Although there is enough energy storage to satisfy the cooling load for the entire complex if necessary, the system is designed to provide redundancy to the cogeneration plant. When steam is available for cooling it must be utilized since this form of energy cannot be stored effectively. If cooling demand exceeds the capacity of the steam driven chillers, CALMAC’s IceBank® tanks are called upon to provide the additional cooling requirements. With the extra storage capacity available, the State of Michigan is prepared to handle future increases in cooling demand.
“CALMAC’s energy storage technology has allowed us to make our system extremely flexible in order to meet changing heating and cooling needs,” said Scott Davis, Facility Supervisor Zone 6. “Utilizing cheaper nighttime energy has always been an attractive opportunity, especially for a large complex like ours. Now it’s a reality.”
The incorporation of ice-based thermal energy storage has allowed the Secondary Complex to create cooling hours during nighttime off-peak hours, when only the most efficient power plants are online and the price of electricity is reduced by roughly 50 percent compared to daytime prices. By storing and using cooling as needed, the complex can avoid expensive peak demand hours and reduce stress on the power grid. Based on historical data, the addition of storage is expected to save an estimated $12,000 per month in energy costs. Ice-based energy storage also adds a significant amount of flexibility into the system.
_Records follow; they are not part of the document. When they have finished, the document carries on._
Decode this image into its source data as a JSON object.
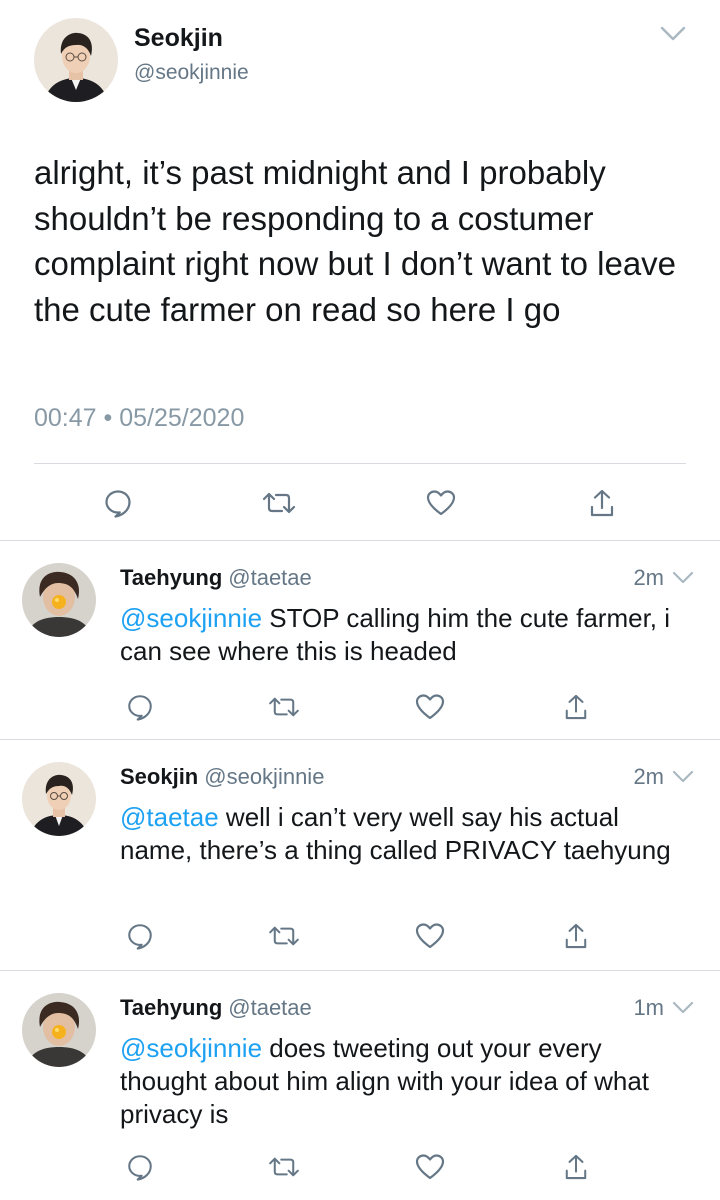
{
  "main_tweet": {
    "author_name": "Seokjin",
    "author_handle": "@seokjinnie",
    "text": "alright, it’s past midnight and I probably shouldn’t be responding to a costumer complaint right now but I don’t want to leave the cute farmer on read so here I go",
    "time": "00:47",
    "separator": "•",
    "date": "05/25/2020",
    "actions": [
      "reply-icon",
      "retweet-icon",
      "like-icon",
      "share-icon"
    ]
  },
  "replies": [
    {
      "author_name": "Taehyung",
      "author_handle": "@taetae",
      "time_ago": "2m",
      "mention": "@seokjinnie",
      "text": " STOP calling him the cute farmer, i can see where this is headed"
    },
    {
      "author_name": "Seokjin",
      "author_handle": "@seokjinnie",
      "time_ago": "2m",
      "mention": "@taetae",
      "text": " well i can’t very well say his actual name, there’s a thing called PRIVACY taehyung"
    },
    {
      "author_name": "Taehyung",
      "author_handle": "@taetae",
      "time_ago": "1m",
      "mention": "@seokjinnie",
      "text": " does tweeting out your every thought about him align with your idea of what privacy is"
    }
  ],
  "colors": {
    "text": "#14171a",
    "secondary": "#657786",
    "meta": "#8899a6",
    "link": "#1da1f2",
    "divider": "#d8dce0",
    "icon": "#657786"
  }
}
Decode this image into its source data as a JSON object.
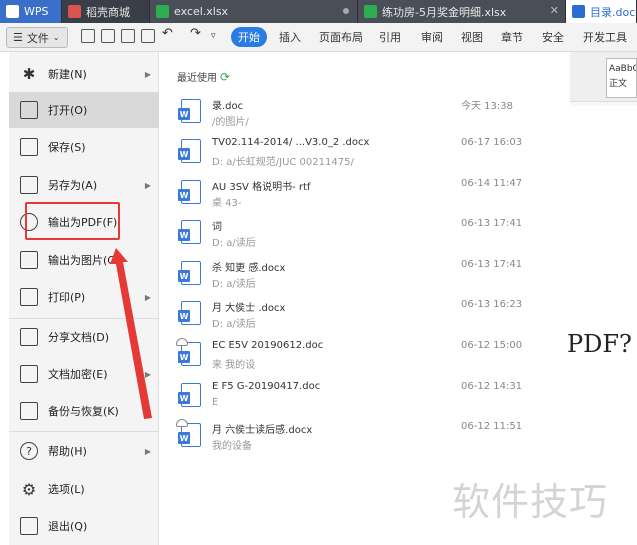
{
  "tabs": [
    {
      "label": "WPS"
    },
    {
      "label": "稻壳商城"
    },
    {
      "label": "excel.xlsx"
    },
    {
      "label": "练功房-5月奖金明细.xlsx"
    },
    {
      "label": "目录.doc"
    }
  ],
  "toolbar": {
    "file_label": "文件",
    "menu_tabs": [
      "开始",
      "插入",
      "页面布局",
      "引用",
      "审阅",
      "视图",
      "章节",
      "安全",
      "开发工具"
    ]
  },
  "left_menu": {
    "items": [
      {
        "label": "新建(N)",
        "icon": "new-icon",
        "has_arrow": true
      },
      {
        "label": "打开(O)",
        "icon": "folder-icon",
        "has_arrow": false
      },
      {
        "label": "保存(S)",
        "icon": "save-icon",
        "has_arrow": false
      },
      {
        "label": "另存为(A)",
        "icon": "save-as-icon",
        "has_arrow": true
      },
      {
        "label": "输出为PDF(F)",
        "icon": "pdf-icon",
        "has_arrow": false
      },
      {
        "label": "输出为图片(G)",
        "icon": "image-icon",
        "has_arrow": false
      },
      {
        "label": "打印(P)",
        "icon": "print-icon",
        "has_arrow": true
      },
      {
        "label": "分享文档(D)",
        "icon": "share-icon",
        "has_arrow": false
      },
      {
        "label": "文档加密(E)",
        "icon": "lock-icon",
        "has_arrow": true
      },
      {
        "label": "备份与恢复(K)",
        "icon": "backup-icon",
        "has_arrow": true
      },
      {
        "label": "帮助(H)",
        "icon": "help-icon",
        "has_arrow": true
      },
      {
        "label": "选项(L)",
        "icon": "gear-icon",
        "has_arrow": false
      },
      {
        "label": "退出(Q)",
        "icon": "exit-icon",
        "has_arrow": false
      }
    ]
  },
  "recent": {
    "title": "最近使用",
    "files": [
      {
        "name": "录.doc",
        "path": "/的图片/",
        "date": "今天 13:38"
      },
      {
        "name": "TV02.114-2014/ ...V3.0_2 .docx",
        "path": "D: a/长虹规范/JUC 00211475/ ",
        "date": "06-17 16:03"
      },
      {
        "name": "AU 3SV 格说明书- rtf",
        "path": "桌 43-",
        "date": "06-14 11:47"
      },
      {
        "name": "词",
        "path": "D: a/读后",
        "date": "06-13 17:41"
      },
      {
        "name": "杀 知更 感.docx",
        "path": "D: a/读后",
        "date": "06-13 17:41"
      },
      {
        "name": "月 大侯士 .docx",
        "path": "D: a/读后",
        "date": "06-13 16:23"
      },
      {
        "name": "EC E5V 20190612.doc",
        "path": "来 我的设",
        "date": "06-12 15:00"
      },
      {
        "name": "E F5 G-20190417.doc",
        "path": "E",
        "date": "06-12 14:31"
      },
      {
        "name": "月 六侯士读后感.docx",
        "path": "我的设备",
        "date": "06-12 11:51"
      }
    ]
  },
  "doc": {
    "style_preview": "AaBbC",
    "style_name": "正文",
    "visible_text": "PDF?"
  },
  "watermark": "软件技巧",
  "colors": {
    "accent": "#2b7be4",
    "highlight": "#e53935",
    "tabbar": "#3a3e47"
  }
}
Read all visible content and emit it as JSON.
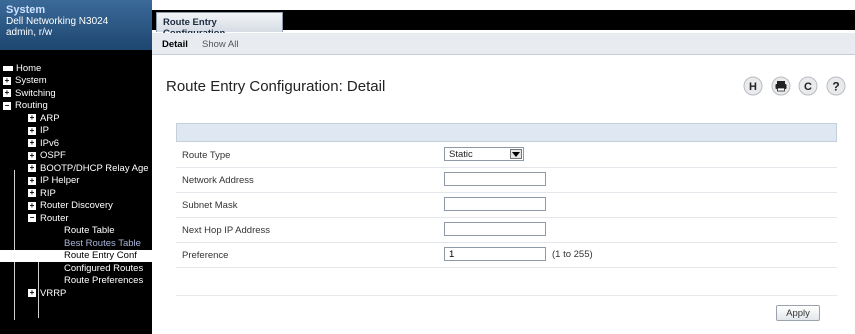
{
  "system": {
    "title": "System",
    "model": "Dell Networking N3024",
    "user": "admin, r/w"
  },
  "nav": {
    "items": [
      {
        "label": "Home",
        "toggle": "",
        "level": "lvl0",
        "icon": "home-icon",
        "state": ""
      },
      {
        "label": "System",
        "toggle": "+",
        "level": "lvl0",
        "icon": "expand-icon",
        "state": ""
      },
      {
        "label": "Switching",
        "toggle": "+",
        "level": "lvl0",
        "icon": "expand-icon",
        "state": ""
      },
      {
        "label": "Routing",
        "toggle": "−",
        "level": "lvl0",
        "icon": "collapse-icon",
        "state": ""
      },
      {
        "label": "ARP",
        "toggle": "+",
        "level": "lvl1",
        "icon": "expand-icon",
        "state": ""
      },
      {
        "label": "IP",
        "toggle": "+",
        "level": "lvl1",
        "icon": "expand-icon",
        "state": ""
      },
      {
        "label": "IPv6",
        "toggle": "+",
        "level": "lvl1",
        "icon": "expand-icon",
        "state": ""
      },
      {
        "label": "OSPF",
        "toggle": "+",
        "level": "lvl1",
        "icon": "expand-icon",
        "state": ""
      },
      {
        "label": "BOOTP/DHCP Relay Age",
        "toggle": "+",
        "level": "lvl1",
        "icon": "expand-icon",
        "state": ""
      },
      {
        "label": "IP Helper",
        "toggle": "+",
        "level": "lvl1",
        "icon": "expand-icon",
        "state": ""
      },
      {
        "label": "RIP",
        "toggle": "+",
        "level": "lvl1",
        "icon": "expand-icon",
        "state": ""
      },
      {
        "label": "Router Discovery",
        "toggle": "+",
        "level": "lvl1",
        "icon": "expand-icon",
        "state": ""
      },
      {
        "label": "Router",
        "toggle": "−",
        "level": "lvl1",
        "icon": "collapse-icon",
        "state": ""
      },
      {
        "label": "Route Table",
        "toggle": "",
        "level": "lvl2",
        "icon": "",
        "state": ""
      },
      {
        "label": "Best Routes Table",
        "toggle": "",
        "level": "lvl2",
        "icon": "",
        "state": "dim"
      },
      {
        "label": "Route Entry Conf",
        "toggle": "",
        "level": "lvl2",
        "icon": "",
        "state": "active"
      },
      {
        "label": "Configured Routes",
        "toggle": "",
        "level": "lvl2",
        "icon": "",
        "state": ""
      },
      {
        "label": "Route Preferences",
        "toggle": "",
        "level": "lvl2",
        "icon": "",
        "state": ""
      },
      {
        "label": "VRRP",
        "toggle": "+",
        "level": "lvl1",
        "icon": "expand-icon",
        "state": ""
      }
    ]
  },
  "tabs": {
    "main": "Route Entry Configuration",
    "sub": [
      "Detail",
      "Show All"
    ]
  },
  "page": {
    "title": "Route Entry Configuration: Detail"
  },
  "toolbar": {
    "icons": [
      "help-h-icon",
      "print-icon",
      "refresh-icon",
      "question-icon"
    ],
    "help_label": "H",
    "refresh_label": "C",
    "question_label": "?"
  },
  "form": {
    "route_type_label": "Route Type",
    "route_type_value": "Static",
    "network_address_label": "Network Address",
    "network_address_value": "",
    "subnet_mask_label": "Subnet Mask",
    "subnet_mask_value": "",
    "next_hop_label": "Next Hop IP Address",
    "next_hop_value": "",
    "preference_label": "Preference",
    "preference_value": "1",
    "preference_range": "(1 to 255)"
  },
  "actions": {
    "apply_label": "Apply"
  },
  "colors": {
    "header_blue": "#1d4670",
    "form_header": "#dfe8f2",
    "active_nav": "#ffffff"
  }
}
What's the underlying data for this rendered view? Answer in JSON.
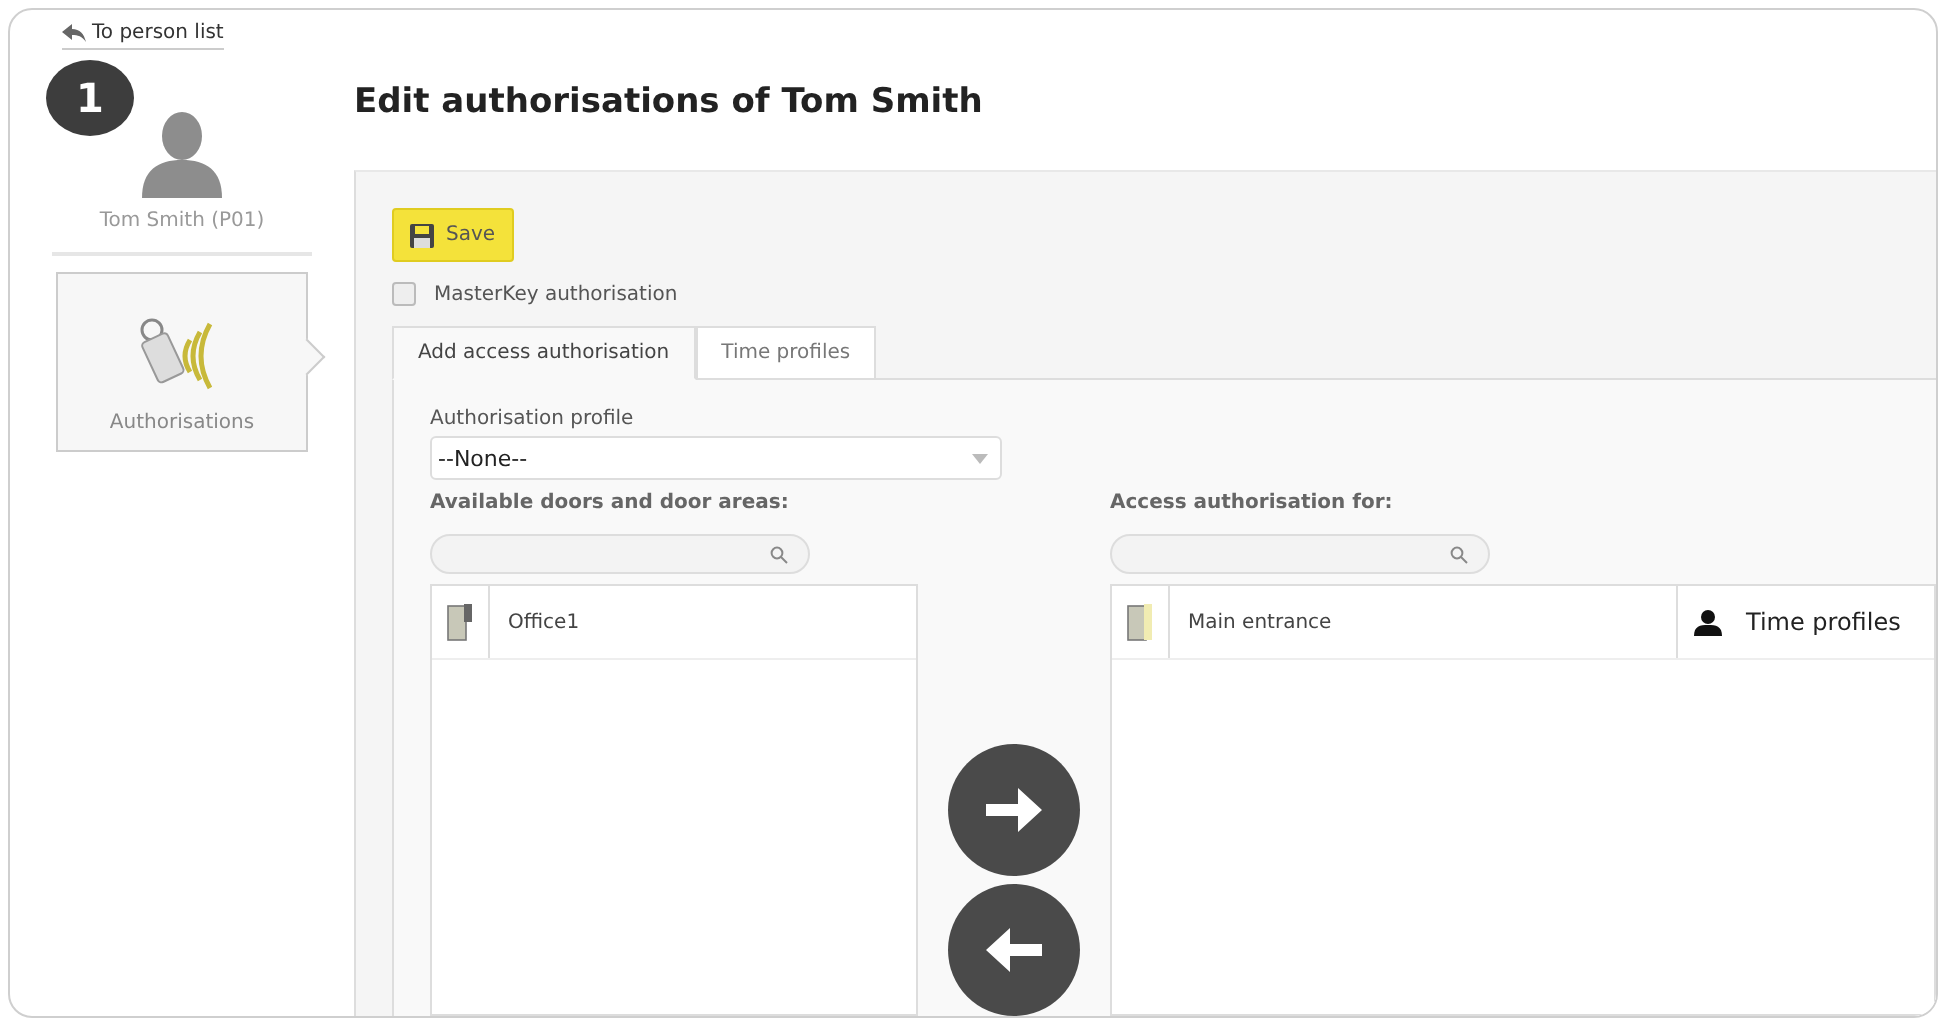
{
  "back_link": "To person list",
  "step_badge": "1",
  "person": {
    "name": "Tom Smith (P01)"
  },
  "sidebar": {
    "items": [
      {
        "label": "Authorisations",
        "selected": true
      }
    ]
  },
  "title": "Edit authorisations of Tom Smith",
  "save_button": "Save",
  "masterkey": {
    "label": "MasterKey authorisation",
    "checked": false
  },
  "tabs": [
    {
      "label": "Add access authorisation",
      "selected": true
    },
    {
      "label": "Time profiles",
      "selected": false
    }
  ],
  "profile": {
    "label": "Authorisation profile",
    "value": "--None--"
  },
  "available": {
    "label": "Available doors and door areas:",
    "rows": [
      {
        "name": "Office1"
      }
    ]
  },
  "assigned": {
    "label": "Access authorisation for:",
    "rows": [
      {
        "name": "Main entrance",
        "column_2": "Time profiles"
      }
    ]
  }
}
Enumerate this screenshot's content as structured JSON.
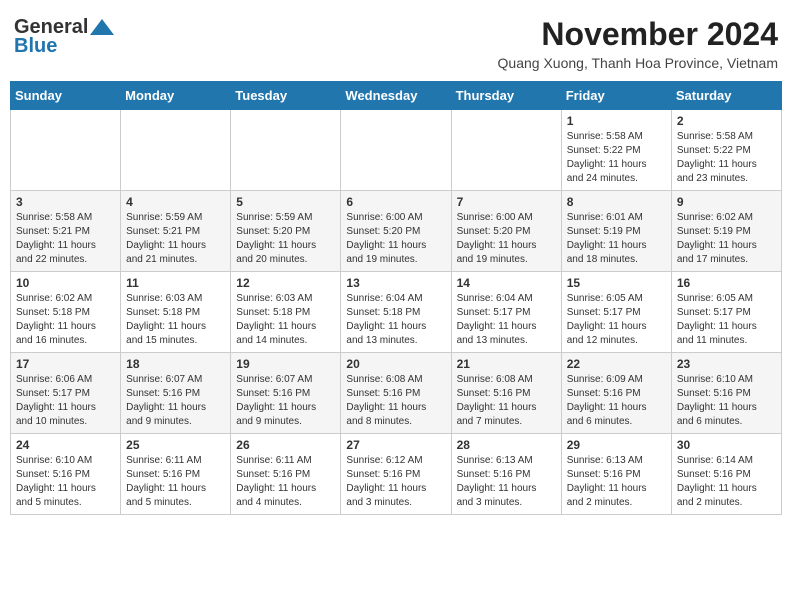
{
  "header": {
    "logo_line1": "General",
    "logo_line2": "Blue",
    "month_title": "November 2024",
    "location": "Quang Xuong, Thanh Hoa Province, Vietnam"
  },
  "weekdays": [
    "Sunday",
    "Monday",
    "Tuesday",
    "Wednesday",
    "Thursday",
    "Friday",
    "Saturday"
  ],
  "weeks": [
    [
      {
        "day": "",
        "info": ""
      },
      {
        "day": "",
        "info": ""
      },
      {
        "day": "",
        "info": ""
      },
      {
        "day": "",
        "info": ""
      },
      {
        "day": "",
        "info": ""
      },
      {
        "day": "1",
        "info": "Sunrise: 5:58 AM\nSunset: 5:22 PM\nDaylight: 11 hours\nand 24 minutes."
      },
      {
        "day": "2",
        "info": "Sunrise: 5:58 AM\nSunset: 5:22 PM\nDaylight: 11 hours\nand 23 minutes."
      }
    ],
    [
      {
        "day": "3",
        "info": "Sunrise: 5:58 AM\nSunset: 5:21 PM\nDaylight: 11 hours\nand 22 minutes."
      },
      {
        "day": "4",
        "info": "Sunrise: 5:59 AM\nSunset: 5:21 PM\nDaylight: 11 hours\nand 21 minutes."
      },
      {
        "day": "5",
        "info": "Sunrise: 5:59 AM\nSunset: 5:20 PM\nDaylight: 11 hours\nand 20 minutes."
      },
      {
        "day": "6",
        "info": "Sunrise: 6:00 AM\nSunset: 5:20 PM\nDaylight: 11 hours\nand 19 minutes."
      },
      {
        "day": "7",
        "info": "Sunrise: 6:00 AM\nSunset: 5:20 PM\nDaylight: 11 hours\nand 19 minutes."
      },
      {
        "day": "8",
        "info": "Sunrise: 6:01 AM\nSunset: 5:19 PM\nDaylight: 11 hours\nand 18 minutes."
      },
      {
        "day": "9",
        "info": "Sunrise: 6:02 AM\nSunset: 5:19 PM\nDaylight: 11 hours\nand 17 minutes."
      }
    ],
    [
      {
        "day": "10",
        "info": "Sunrise: 6:02 AM\nSunset: 5:18 PM\nDaylight: 11 hours\nand 16 minutes."
      },
      {
        "day": "11",
        "info": "Sunrise: 6:03 AM\nSunset: 5:18 PM\nDaylight: 11 hours\nand 15 minutes."
      },
      {
        "day": "12",
        "info": "Sunrise: 6:03 AM\nSunset: 5:18 PM\nDaylight: 11 hours\nand 14 minutes."
      },
      {
        "day": "13",
        "info": "Sunrise: 6:04 AM\nSunset: 5:18 PM\nDaylight: 11 hours\nand 13 minutes."
      },
      {
        "day": "14",
        "info": "Sunrise: 6:04 AM\nSunset: 5:17 PM\nDaylight: 11 hours\nand 13 minutes."
      },
      {
        "day": "15",
        "info": "Sunrise: 6:05 AM\nSunset: 5:17 PM\nDaylight: 11 hours\nand 12 minutes."
      },
      {
        "day": "16",
        "info": "Sunrise: 6:05 AM\nSunset: 5:17 PM\nDaylight: 11 hours\nand 11 minutes."
      }
    ],
    [
      {
        "day": "17",
        "info": "Sunrise: 6:06 AM\nSunset: 5:17 PM\nDaylight: 11 hours\nand 10 minutes."
      },
      {
        "day": "18",
        "info": "Sunrise: 6:07 AM\nSunset: 5:16 PM\nDaylight: 11 hours\nand 9 minutes."
      },
      {
        "day": "19",
        "info": "Sunrise: 6:07 AM\nSunset: 5:16 PM\nDaylight: 11 hours\nand 9 minutes."
      },
      {
        "day": "20",
        "info": "Sunrise: 6:08 AM\nSunset: 5:16 PM\nDaylight: 11 hours\nand 8 minutes."
      },
      {
        "day": "21",
        "info": "Sunrise: 6:08 AM\nSunset: 5:16 PM\nDaylight: 11 hours\nand 7 minutes."
      },
      {
        "day": "22",
        "info": "Sunrise: 6:09 AM\nSunset: 5:16 PM\nDaylight: 11 hours\nand 6 minutes."
      },
      {
        "day": "23",
        "info": "Sunrise: 6:10 AM\nSunset: 5:16 PM\nDaylight: 11 hours\nand 6 minutes."
      }
    ],
    [
      {
        "day": "24",
        "info": "Sunrise: 6:10 AM\nSunset: 5:16 PM\nDaylight: 11 hours\nand 5 minutes."
      },
      {
        "day": "25",
        "info": "Sunrise: 6:11 AM\nSunset: 5:16 PM\nDaylight: 11 hours\nand 5 minutes."
      },
      {
        "day": "26",
        "info": "Sunrise: 6:11 AM\nSunset: 5:16 PM\nDaylight: 11 hours\nand 4 minutes."
      },
      {
        "day": "27",
        "info": "Sunrise: 6:12 AM\nSunset: 5:16 PM\nDaylight: 11 hours\nand 3 minutes."
      },
      {
        "day": "28",
        "info": "Sunrise: 6:13 AM\nSunset: 5:16 PM\nDaylight: 11 hours\nand 3 minutes."
      },
      {
        "day": "29",
        "info": "Sunrise: 6:13 AM\nSunset: 5:16 PM\nDaylight: 11 hours\nand 2 minutes."
      },
      {
        "day": "30",
        "info": "Sunrise: 6:14 AM\nSunset: 5:16 PM\nDaylight: 11 hours\nand 2 minutes."
      }
    ]
  ]
}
The complex has the option of cooling the facility using just ice, the absorption chillers that are powered by steam, the three centrifugal chillers, free cooling heat exchangers or any combination of the listed solutions. However, the energy plant heavily relies on the cogeneration technology, which powers the absorption chillers, with the ice-based energy storage assisting as needed. The ability to use the cogeneration and natural gas to remove some of the complex’s load off the grid is helping to meet the state’s goal of reducing grid-based energy purchases. When the Secondary Complex does need energy from the grid, energy storage is allowing the facility to only use the most efficiently produced energy.
The combination of cogeneration and ice-based energy storage has provided the State of Michigan with technologies that perfectly align with their goals of reducing its reliance on the power grid, while optimizing operating costs. The proactive approach to creating a long term solution has also prepared the state for future changes in demand. The savings generated from the two technologies can be used on other facility related costs.
“Ice-based energy storage has allowed the State of Michigan to separate when energy is purchased from when it is consumed,” said Mark MacCracken, CEO of CALMAC. “This decoupling in combination with cogeneration has greatly reduced its energy usage during peak demand hours. Historically off-peak energy pricing rises much slower than any other form of energy. “